The problems of a fragmented healthcare system are well documented and acknowledged as barriers to quality care delivery, achievement of regulatory and legislative mandates and optimal reimbursement under value-based parameters.
Fragmented and disjointed care leads to complications, including medication errors, preventable hospital readmissions and unnecessary pain and suffering for patients, especially those who are medically complex and require more intensive medical services coordinated across multiple providers and settings.
Failures in care coordination can increase costs by $25 billion to $45 billion annually.
Patients and family members can play a significant role in preventing errors and reducing harm, but the responsibility for providing quality care and patient safety lies primarily with the leaders of healthcare organizations and the clinicians and staff who deliver care.

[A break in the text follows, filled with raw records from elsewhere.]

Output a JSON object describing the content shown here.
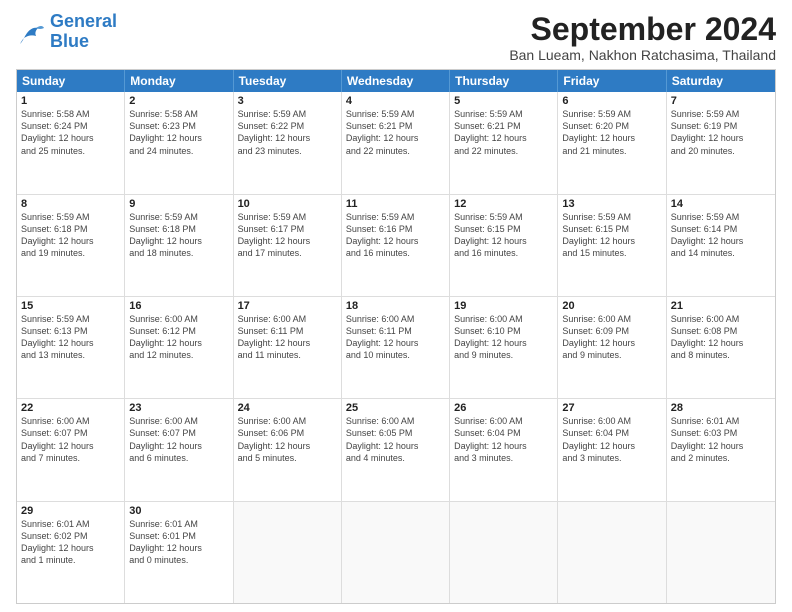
{
  "logo": {
    "line1": "General",
    "line2": "Blue"
  },
  "title": "September 2024",
  "subtitle": "Ban Lueam, Nakhon Ratchasima, Thailand",
  "days": [
    "Sunday",
    "Monday",
    "Tuesday",
    "Wednesday",
    "Thursday",
    "Friday",
    "Saturday"
  ],
  "rows": [
    [
      {
        "day": "1",
        "lines": [
          "Sunrise: 5:58 AM",
          "Sunset: 6:24 PM",
          "Daylight: 12 hours",
          "and 25 minutes."
        ]
      },
      {
        "day": "2",
        "lines": [
          "Sunrise: 5:58 AM",
          "Sunset: 6:23 PM",
          "Daylight: 12 hours",
          "and 24 minutes."
        ]
      },
      {
        "day": "3",
        "lines": [
          "Sunrise: 5:59 AM",
          "Sunset: 6:22 PM",
          "Daylight: 12 hours",
          "and 23 minutes."
        ]
      },
      {
        "day": "4",
        "lines": [
          "Sunrise: 5:59 AM",
          "Sunset: 6:21 PM",
          "Daylight: 12 hours",
          "and 22 minutes."
        ]
      },
      {
        "day": "5",
        "lines": [
          "Sunrise: 5:59 AM",
          "Sunset: 6:21 PM",
          "Daylight: 12 hours",
          "and 22 minutes."
        ]
      },
      {
        "day": "6",
        "lines": [
          "Sunrise: 5:59 AM",
          "Sunset: 6:20 PM",
          "Daylight: 12 hours",
          "and 21 minutes."
        ]
      },
      {
        "day": "7",
        "lines": [
          "Sunrise: 5:59 AM",
          "Sunset: 6:19 PM",
          "Daylight: 12 hours",
          "and 20 minutes."
        ]
      }
    ],
    [
      {
        "day": "8",
        "lines": [
          "Sunrise: 5:59 AM",
          "Sunset: 6:18 PM",
          "Daylight: 12 hours",
          "and 19 minutes."
        ]
      },
      {
        "day": "9",
        "lines": [
          "Sunrise: 5:59 AM",
          "Sunset: 6:18 PM",
          "Daylight: 12 hours",
          "and 18 minutes."
        ]
      },
      {
        "day": "10",
        "lines": [
          "Sunrise: 5:59 AM",
          "Sunset: 6:17 PM",
          "Daylight: 12 hours",
          "and 17 minutes."
        ]
      },
      {
        "day": "11",
        "lines": [
          "Sunrise: 5:59 AM",
          "Sunset: 6:16 PM",
          "Daylight: 12 hours",
          "and 16 minutes."
        ]
      },
      {
        "day": "12",
        "lines": [
          "Sunrise: 5:59 AM",
          "Sunset: 6:15 PM",
          "Daylight: 12 hours",
          "and 16 minutes."
        ]
      },
      {
        "day": "13",
        "lines": [
          "Sunrise: 5:59 AM",
          "Sunset: 6:15 PM",
          "Daylight: 12 hours",
          "and 15 minutes."
        ]
      },
      {
        "day": "14",
        "lines": [
          "Sunrise: 5:59 AM",
          "Sunset: 6:14 PM",
          "Daylight: 12 hours",
          "and 14 minutes."
        ]
      }
    ],
    [
      {
        "day": "15",
        "lines": [
          "Sunrise: 5:59 AM",
          "Sunset: 6:13 PM",
          "Daylight: 12 hours",
          "and 13 minutes."
        ]
      },
      {
        "day": "16",
        "lines": [
          "Sunrise: 6:00 AM",
          "Sunset: 6:12 PM",
          "Daylight: 12 hours",
          "and 12 minutes."
        ]
      },
      {
        "day": "17",
        "lines": [
          "Sunrise: 6:00 AM",
          "Sunset: 6:11 PM",
          "Daylight: 12 hours",
          "and 11 minutes."
        ]
      },
      {
        "day": "18",
        "lines": [
          "Sunrise: 6:00 AM",
          "Sunset: 6:11 PM",
          "Daylight: 12 hours",
          "and 10 minutes."
        ]
      },
      {
        "day": "19",
        "lines": [
          "Sunrise: 6:00 AM",
          "Sunset: 6:10 PM",
          "Daylight: 12 hours",
          "and 9 minutes."
        ]
      },
      {
        "day": "20",
        "lines": [
          "Sunrise: 6:00 AM",
          "Sunset: 6:09 PM",
          "Daylight: 12 hours",
          "and 9 minutes."
        ]
      },
      {
        "day": "21",
        "lines": [
          "Sunrise: 6:00 AM",
          "Sunset: 6:08 PM",
          "Daylight: 12 hours",
          "and 8 minutes."
        ]
      }
    ],
    [
      {
        "day": "22",
        "lines": [
          "Sunrise: 6:00 AM",
          "Sunset: 6:07 PM",
          "Daylight: 12 hours",
          "and 7 minutes."
        ]
      },
      {
        "day": "23",
        "lines": [
          "Sunrise: 6:00 AM",
          "Sunset: 6:07 PM",
          "Daylight: 12 hours",
          "and 6 minutes."
        ]
      },
      {
        "day": "24",
        "lines": [
          "Sunrise: 6:00 AM",
          "Sunset: 6:06 PM",
          "Daylight: 12 hours",
          "and 5 minutes."
        ]
      },
      {
        "day": "25",
        "lines": [
          "Sunrise: 6:00 AM",
          "Sunset: 6:05 PM",
          "Daylight: 12 hours",
          "and 4 minutes."
        ]
      },
      {
        "day": "26",
        "lines": [
          "Sunrise: 6:00 AM",
          "Sunset: 6:04 PM",
          "Daylight: 12 hours",
          "and 3 minutes."
        ]
      },
      {
        "day": "27",
        "lines": [
          "Sunrise: 6:00 AM",
          "Sunset: 6:04 PM",
          "Daylight: 12 hours",
          "and 3 minutes."
        ]
      },
      {
        "day": "28",
        "lines": [
          "Sunrise: 6:01 AM",
          "Sunset: 6:03 PM",
          "Daylight: 12 hours",
          "and 2 minutes."
        ]
      }
    ],
    [
      {
        "day": "29",
        "lines": [
          "Sunrise: 6:01 AM",
          "Sunset: 6:02 PM",
          "Daylight: 12 hours",
          "and 1 minute."
        ]
      },
      {
        "day": "30",
        "lines": [
          "Sunrise: 6:01 AM",
          "Sunset: 6:01 PM",
          "Daylight: 12 hours",
          "and 0 minutes."
        ]
      },
      {
        "day": "",
        "lines": []
      },
      {
        "day": "",
        "lines": []
      },
      {
        "day": "",
        "lines": []
      },
      {
        "day": "",
        "lines": []
      },
      {
        "day": "",
        "lines": []
      }
    ]
  ]
}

In the search for solutions, a consistent call has been raised for a patient-centered, longitudinal care coordination approach. For this approach to be successful, several components are required. They are: an organizing framework, the technology to support evidence-based care and team collaboration.